Confusion
My brother has cancer that has spread to his brain. Sometimes I can’t understand what he’s trying to say and he’s always fumbling with his blankets. Does he know who I am? Can he understand what we’re saying to him?

From what you describe, your brother is showing signs of confusion. By understanding more about confusion, you can better understand what he is going through and what can be done.

Confusion occurs when the brain is not working properly. Confused people often have problems remembering, paying attention, speaking, thinking, and understanding fully what is going on around them. Confusion can seem to come and go. This may explain why your brother seems fine at times, and why sometimes he does not make sense.

People with a serious illness often become confused. Many factors can contribute to this, and it is not always possible to determine one exact cause. These are some common factors that can cause confusion:

  • infection,
  • medications,
  • low levels of oxygen in the blood,
  • pressure on the brain caused by tumor or injury,
  • chemical imbalances in the blood,
  • pain,
  • decreased functioning of all the body organs as a person nears death.

People who are confused often say or do things that are out of character. It is common for confused people to feel threatened by others and by changes in their surroundings. They may be reluctant to trust family, friends and caregivers, and they may think others are trying to harm them. These paranoid thoughts may be considered a form of self-protection. If someone cannot sort out the world any longer, it is safest to consider everything a threat. In this state, people can say or do things that are hurtful to people they know.

Confused people also can misinterpret things. For example they may think a coat rack is a person, or that clothing on the floor is an animal; these are called illusions. At other times, people can experience hallucinations, that is, seeing, hearing, or feeling things that don’t exist at all. Someone having hallucinations can be frightened, or comforted or not distressed at all. Sometimes people see visions of relatives who have died, or who are living but not actually present. Confused people may become restless, anxious, agitated and have trouble resting.

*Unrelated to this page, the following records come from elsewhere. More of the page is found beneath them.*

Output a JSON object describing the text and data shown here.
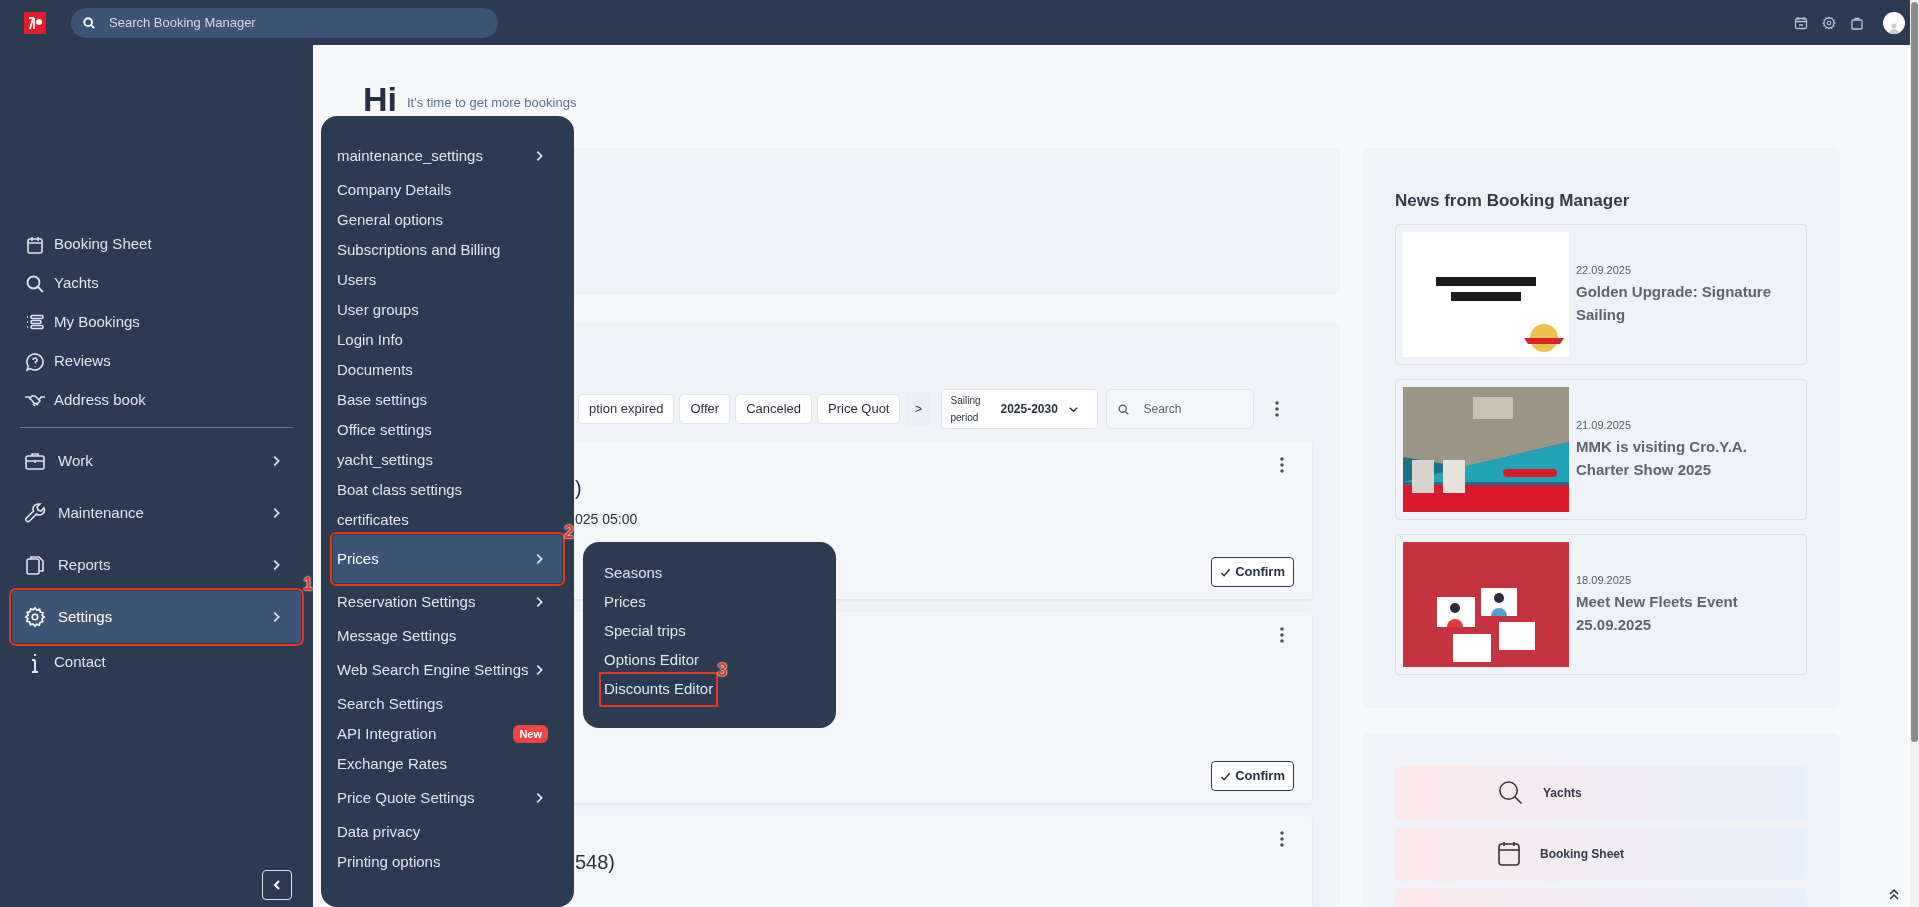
{
  "topbar": {
    "search_placeholder": "Search Booking Manager"
  },
  "sidebar": {
    "sections": [
      {
        "items": [
          {
            "label": "Booking Sheet",
            "has_submenu": false,
            "selected": false
          },
          {
            "label": "Yachts",
            "has_submenu": false,
            "selected": false
          },
          {
            "label": "My Bookings",
            "has_submenu": false,
            "selected": false
          },
          {
            "label": "Reviews",
            "has_submenu": false,
            "selected": false
          },
          {
            "label": "Address book",
            "has_submenu": false,
            "selected": false
          }
        ]
      },
      {
        "items": [
          {
            "label": "Work",
            "has_submenu": true,
            "selected": false
          },
          {
            "label": "Maintenance",
            "has_submenu": true,
            "selected": false
          },
          {
            "label": "Reports",
            "has_submenu": true,
            "selected": false
          },
          {
            "label": "Settings",
            "has_submenu": true,
            "selected": true,
            "annotation": "1"
          },
          {
            "label": "Contact",
            "has_submenu": false,
            "selected": false
          }
        ]
      }
    ]
  },
  "greeting": {
    "title": "Hi",
    "subtitle": "It's time to get more bookings"
  },
  "settings_menu": [
    {
      "label": "maintenance_settings",
      "has_submenu": true,
      "selected": false
    },
    {
      "label": "Company Details",
      "has_submenu": false,
      "selected": false
    },
    {
      "label": "General options",
      "has_submenu": false,
      "selected": false
    },
    {
      "label": "Subscriptions and Billing",
      "has_submenu": false,
      "selected": false
    },
    {
      "label": "Users",
      "has_submenu": false,
      "selected": false
    },
    {
      "label": "User groups",
      "has_submenu": false,
      "selected": false
    },
    {
      "label": "Login Info",
      "has_submenu": false,
      "selected": false
    },
    {
      "label": "Documents",
      "has_submenu": false,
      "selected": false
    },
    {
      "label": "Base settings",
      "has_submenu": false,
      "selected": false
    },
    {
      "label": "Office settings",
      "has_submenu": false,
      "selected": false
    },
    {
      "label": "yacht_settings",
      "has_submenu": false,
      "selected": false
    },
    {
      "label": "Boat class settings",
      "has_submenu": false,
      "selected": false
    },
    {
      "label": "certificates",
      "has_submenu": false,
      "selected": false
    },
    {
      "label": "Prices",
      "has_submenu": true,
      "selected": true,
      "annotation": "2"
    },
    {
      "label": "Reservation Settings",
      "has_submenu": true,
      "selected": false
    },
    {
      "label": "Message Settings",
      "has_submenu": false,
      "selected": false
    },
    {
      "label": "Web Search Engine Settings",
      "has_submenu": true,
      "selected": false
    },
    {
      "label": "Search Settings",
      "has_submenu": false,
      "selected": false
    },
    {
      "label": "API Integration",
      "has_submenu": false,
      "selected": false,
      "badge": "New"
    },
    {
      "label": "Exchange Rates",
      "has_submenu": false,
      "selected": false
    },
    {
      "label": "Price Quote Settings",
      "has_submenu": true,
      "selected": false
    },
    {
      "label": "Data privacy",
      "has_submenu": false,
      "selected": false
    },
    {
      "label": "Printing options",
      "has_submenu": false,
      "selected": false
    }
  ],
  "prices_submenu": [
    {
      "label": "Seasons"
    },
    {
      "label": "Prices"
    },
    {
      "label": "Special trips"
    },
    {
      "label": "Options Editor"
    },
    {
      "label": "Discounts Editor",
      "annotation": "3"
    }
  ],
  "bookings": {
    "filters": [
      "ption expired",
      "Offer",
      "Canceled",
      "Price Quot"
    ],
    "more_filters": ">",
    "sailing_period": {
      "label": "Sailing period",
      "value": "2025-2030"
    },
    "search_placeholder": "Search",
    "cards": [
      {
        "title": ")",
        "subtitle": "025 05:00",
        "button": "Confirm"
      },
      {
        "button": "Confirm"
      },
      {
        "title": "548)"
      }
    ]
  },
  "news": {
    "title": "News from Booking Manager",
    "items": [
      {
        "date": "22.09.2025",
        "title": "Golden Upgrade: Signature Sailing",
        "kind": "picture"
      },
      {
        "date": "21.09.2025",
        "title": "MMK is visiting Cro.Y.A. Charter Show 2025",
        "kind": "picture"
      },
      {
        "date": "18.09.2025",
        "title": "Meet New Fleets Event 25.09.2025",
        "kind": "picture"
      }
    ]
  },
  "quick_links": [
    "Yachts",
    "Booking Sheet"
  ]
}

Confusion can be distressing both to your brother and to you. Like many relatives of confused people, you may say "This isn’t my brother." You may feel hurt by some of what he says or does. Your brother’s words and actions may be so inconsistent with who he was before he became confused that you may feel you’ve lost your brother, even before he dies. It’s important to remember that what you’re seeing is the result of changes in the way his brain is working. Your brother is not in control of how he’s thinking or behaving. His confusion is a part of his disease; if he says or does things that are strange, this is not a reflection of his feelings for you.

Your brother may become more comfortable if he has familiar things around him. It may help to put some pictures of family and things he enjoys near his bed. A calendar or clock can help him keep track of time. If your brother is having hallucinations that are comforting or at least not frightening, it’s better to acknowledge that they’re comforting, rather than to try to re-orient him to reality. If your brother seems restless, frightened or threatened, it’s usually best not to contradict him. Disagreements or arguments may make him feel more threatened. It’s best to acknowledge the distress he must be feeling and to assure him you’ll work with him to try to sort things out.

It’s important to let the health care team know what you’re seeing. It may be possible to investigate the cause of the confusion, and there may be medications to reduce the anxiety or restlessness that it causes. If the health care team knows what’s causing the confusion it may be possible to treat the cause.

It can be painful to question whether your brother knows who you are and what you’re saying. There’s no way of knowing how much people hear and process when death is near. We do know, however, that hearing is usually strong, even near death. It may be very meaningful to speak to your brother whether he seems alert or not. You or other visitors may feel the need to do or say something at his bedside. Often, though, the presence of family or friends near the end is more important than what’s done or said. Families often just go on visiting, reading, laughing and joking, telling stories, or watching television, in other words, being a family. This may well be what pleases your brother most, knowing family is present and that you’re supporting each other.